**Exercise aim**
All entries shown below should be duplicated character for character.

**Data records**
##############################

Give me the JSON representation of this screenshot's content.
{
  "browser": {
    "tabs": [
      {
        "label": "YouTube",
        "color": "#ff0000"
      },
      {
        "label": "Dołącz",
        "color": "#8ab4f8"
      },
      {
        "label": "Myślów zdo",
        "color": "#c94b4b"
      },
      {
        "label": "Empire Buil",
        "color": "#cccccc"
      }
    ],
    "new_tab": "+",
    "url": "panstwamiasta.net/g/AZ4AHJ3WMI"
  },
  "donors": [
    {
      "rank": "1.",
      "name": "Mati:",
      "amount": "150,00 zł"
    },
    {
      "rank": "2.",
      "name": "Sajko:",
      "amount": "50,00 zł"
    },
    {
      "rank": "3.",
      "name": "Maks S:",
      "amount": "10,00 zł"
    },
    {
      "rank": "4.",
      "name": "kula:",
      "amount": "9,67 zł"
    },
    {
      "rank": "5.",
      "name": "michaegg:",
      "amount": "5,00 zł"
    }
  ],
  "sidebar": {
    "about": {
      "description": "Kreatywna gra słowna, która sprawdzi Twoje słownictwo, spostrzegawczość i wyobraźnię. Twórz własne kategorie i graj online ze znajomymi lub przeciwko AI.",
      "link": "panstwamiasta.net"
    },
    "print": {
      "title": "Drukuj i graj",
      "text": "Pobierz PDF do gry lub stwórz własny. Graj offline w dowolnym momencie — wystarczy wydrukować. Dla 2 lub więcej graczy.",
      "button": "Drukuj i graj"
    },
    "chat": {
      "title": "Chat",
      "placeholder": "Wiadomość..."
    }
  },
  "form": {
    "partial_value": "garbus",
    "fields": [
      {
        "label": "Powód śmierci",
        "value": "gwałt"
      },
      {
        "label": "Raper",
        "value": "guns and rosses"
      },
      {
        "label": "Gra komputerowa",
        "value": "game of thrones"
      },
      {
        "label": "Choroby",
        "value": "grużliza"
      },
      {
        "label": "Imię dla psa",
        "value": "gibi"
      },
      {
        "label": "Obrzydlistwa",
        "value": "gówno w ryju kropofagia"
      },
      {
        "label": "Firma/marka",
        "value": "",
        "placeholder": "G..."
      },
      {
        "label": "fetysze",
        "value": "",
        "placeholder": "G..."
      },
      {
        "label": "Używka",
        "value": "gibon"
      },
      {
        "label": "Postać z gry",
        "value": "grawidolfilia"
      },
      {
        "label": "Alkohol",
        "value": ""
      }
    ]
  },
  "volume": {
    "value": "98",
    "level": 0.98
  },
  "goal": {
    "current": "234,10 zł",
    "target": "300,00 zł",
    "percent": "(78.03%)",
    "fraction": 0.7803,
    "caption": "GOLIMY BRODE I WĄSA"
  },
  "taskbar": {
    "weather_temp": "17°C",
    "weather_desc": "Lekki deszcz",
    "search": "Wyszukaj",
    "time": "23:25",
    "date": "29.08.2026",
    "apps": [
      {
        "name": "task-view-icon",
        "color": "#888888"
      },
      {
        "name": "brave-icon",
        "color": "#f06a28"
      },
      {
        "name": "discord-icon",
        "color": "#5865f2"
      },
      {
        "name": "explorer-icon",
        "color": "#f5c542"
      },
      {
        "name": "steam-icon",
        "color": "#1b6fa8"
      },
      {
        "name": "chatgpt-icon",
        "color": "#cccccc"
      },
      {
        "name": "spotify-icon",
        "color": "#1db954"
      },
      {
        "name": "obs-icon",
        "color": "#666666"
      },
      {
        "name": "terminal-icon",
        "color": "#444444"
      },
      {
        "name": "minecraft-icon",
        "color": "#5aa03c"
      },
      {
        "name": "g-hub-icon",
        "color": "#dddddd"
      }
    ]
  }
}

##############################

**Answer to the problem**
Give me the JSON representation of this screenshot's content.
{
  "browser": {
    "tabs": [
      {
        "label": "YouTube",
        "color": "#ff0000"
      },
      {
        "label": "Dołącz",
        "color": "#8ab4f8"
      },
      {
        "label": "Myślów zdo",
        "color": "#c94b4b"
      },
      {
        "label": "Empire Buil",
        "color": "#cccccc"
      }
    ],
    "new_tab": "+",
    "url": "panstwamiasta.net/g/AZ4AHJ3WMI"
  },
  "donors": [
    {
      "rank": "1.",
      "name": "Mati:",
      "amount": "150,00 zł"
    },
    {
      "rank": "2.",
      "name": "Sajko:",
      "amount": "50,00 zł"
    },
    {
      "rank": "3.",
      "name": "Maks S:",
      "amount": "10,00 zł"
    },
    {
      "rank": "4.",
      "name": "kula:",
      "amount": "9,67 zł"
    },
    {
      "rank": "5.",
      "name": "michaegg:",
      "amount": "5,00 zł"
    }
  ],
  "sidebar": {
    "about": {
      "description": "Kreatywna gra słowna, która sprawdzi Twoje słownictwo, spostrzegawczość i wyobraźnię. Twórz własne kategorie i graj online ze znajomymi lub przeciwko AI.",
      "link": "panstwamiasta.net"
    },
    "print": {
      "title": "Drukuj i graj",
      "text": "Pobierz PDF do gry lub stwórz własny. Graj offline w dowolnym momencie — wystarczy wydrukować. Dla 2 lub więcej graczy.",
      "button": "Drukuj i graj"
    },
    "chat": {
      "title": "Chat",
      "placeholder": "Wiadomość..."
    }
  },
  "form": {
    "partial_value": "garbus",
    "fields": [
      {
        "label": "Powód śmierci",
        "value": "gwałt"
      },
      {
        "label": "Raper",
        "value": "guns and rosses"
      },
      {
        "label": "Gra komputerowa",
        "value": "game of thrones"
      },
      {
        "label": "Choroby",
        "value": "grużliza"
      },
      {
        "label": "Imię dla psa",
        "value": "gibi"
      },
      {
        "label": "Obrzydlistwa",
        "value": "gówno w ryju kropofagia"
      },
      {
        "label": "Firma/marka",
        "value": "",
        "placeholder": "G..."
      },
      {
        "label": "fetysze",
        "value": "",
        "placeholder": "G..."
      },
      {
        "label": "Używka",
        "value": "gibon"
      },
      {
        "label": "Postać z gry",
        "value": "grawidolfilia"
      },
      {
        "label": "Alkohol",
        "value": ""
      }
    ]
  },
  "volume": {
    "value": "98",
    "level": 0.98
  },
  "goal": {
    "current": "234,10 zł",
    "target": "300,00 zł",
    "percent": "(78.03%)",
    "fraction": 0.7803,
    "caption": "GOLIMY BRODE I WĄSA"
  },
  "taskbar": {
    "weather_temp": "17°C",
    "weather_desc": "Lekki deszcz",
    "search": "Wyszukaj",
    "time": "23:25",
    "date": "29.08.2026",
    "apps": [
      {
        "name": "task-view-icon",
        "color": "#888888"
      },
      {
        "name": "brave-icon",
        "color": "#f06a28"
      },
      {
        "name": "discord-icon",
        "color": "#5865f2"
      },
      {
        "name": "explorer-icon",
        "color": "#f5c542"
      },
      {
        "name": "steam-icon",
        "color": "#1b6fa8"
      },
      {
        "name": "chatgpt-icon",
        "color": "#cccccc"
      },
      {
        "name": "spotify-icon",
        "color": "#1db954"
      },
      {
        "name": "obs-icon",
        "color": "#666666"
      },
      {
        "name": "terminal-icon",
        "color": "#444444"
      },
      {
        "name": "minecraft-icon",
        "color": "#5aa03c"
      },
      {
        "name": "g-hub-icon",
        "color": "#dddddd"
      }
    ]
  }
}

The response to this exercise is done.